### Problem statement
The response should hold each line from the entries below where "count" is found.

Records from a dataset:
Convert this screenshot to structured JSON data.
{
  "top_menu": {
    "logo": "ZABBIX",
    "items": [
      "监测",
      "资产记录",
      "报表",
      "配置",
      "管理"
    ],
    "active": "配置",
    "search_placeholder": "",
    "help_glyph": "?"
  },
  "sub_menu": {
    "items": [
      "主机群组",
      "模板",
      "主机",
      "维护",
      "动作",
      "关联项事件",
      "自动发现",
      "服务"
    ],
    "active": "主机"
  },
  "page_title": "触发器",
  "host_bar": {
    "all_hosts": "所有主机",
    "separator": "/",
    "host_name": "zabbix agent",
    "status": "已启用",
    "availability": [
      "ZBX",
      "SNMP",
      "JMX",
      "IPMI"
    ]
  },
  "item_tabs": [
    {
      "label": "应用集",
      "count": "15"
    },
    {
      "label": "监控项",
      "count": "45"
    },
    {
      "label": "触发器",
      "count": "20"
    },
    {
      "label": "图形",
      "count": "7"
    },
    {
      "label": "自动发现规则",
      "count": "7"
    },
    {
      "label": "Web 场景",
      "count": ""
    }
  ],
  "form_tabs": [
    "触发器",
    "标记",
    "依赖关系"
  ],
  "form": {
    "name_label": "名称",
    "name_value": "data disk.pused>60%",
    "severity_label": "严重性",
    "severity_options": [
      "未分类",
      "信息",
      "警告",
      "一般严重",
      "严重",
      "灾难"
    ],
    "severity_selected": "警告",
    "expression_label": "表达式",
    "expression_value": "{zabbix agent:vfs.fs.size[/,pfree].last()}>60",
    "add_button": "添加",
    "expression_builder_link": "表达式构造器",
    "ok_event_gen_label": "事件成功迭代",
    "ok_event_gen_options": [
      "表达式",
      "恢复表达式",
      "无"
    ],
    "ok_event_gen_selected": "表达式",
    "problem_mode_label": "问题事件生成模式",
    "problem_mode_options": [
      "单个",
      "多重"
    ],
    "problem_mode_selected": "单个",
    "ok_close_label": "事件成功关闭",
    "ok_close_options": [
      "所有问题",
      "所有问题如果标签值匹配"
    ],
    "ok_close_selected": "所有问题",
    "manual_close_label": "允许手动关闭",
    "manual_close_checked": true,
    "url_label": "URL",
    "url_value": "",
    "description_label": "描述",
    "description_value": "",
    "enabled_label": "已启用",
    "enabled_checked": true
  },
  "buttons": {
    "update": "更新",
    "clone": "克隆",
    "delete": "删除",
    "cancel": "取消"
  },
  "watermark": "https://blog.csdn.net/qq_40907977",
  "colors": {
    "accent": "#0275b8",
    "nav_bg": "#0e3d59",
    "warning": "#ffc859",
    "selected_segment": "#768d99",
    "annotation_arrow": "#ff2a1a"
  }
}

### Exercise solution
      "count": "15"
      "count": "45"
      "count": "20"
      "count": "7"
      "count": "7"
      "count": ""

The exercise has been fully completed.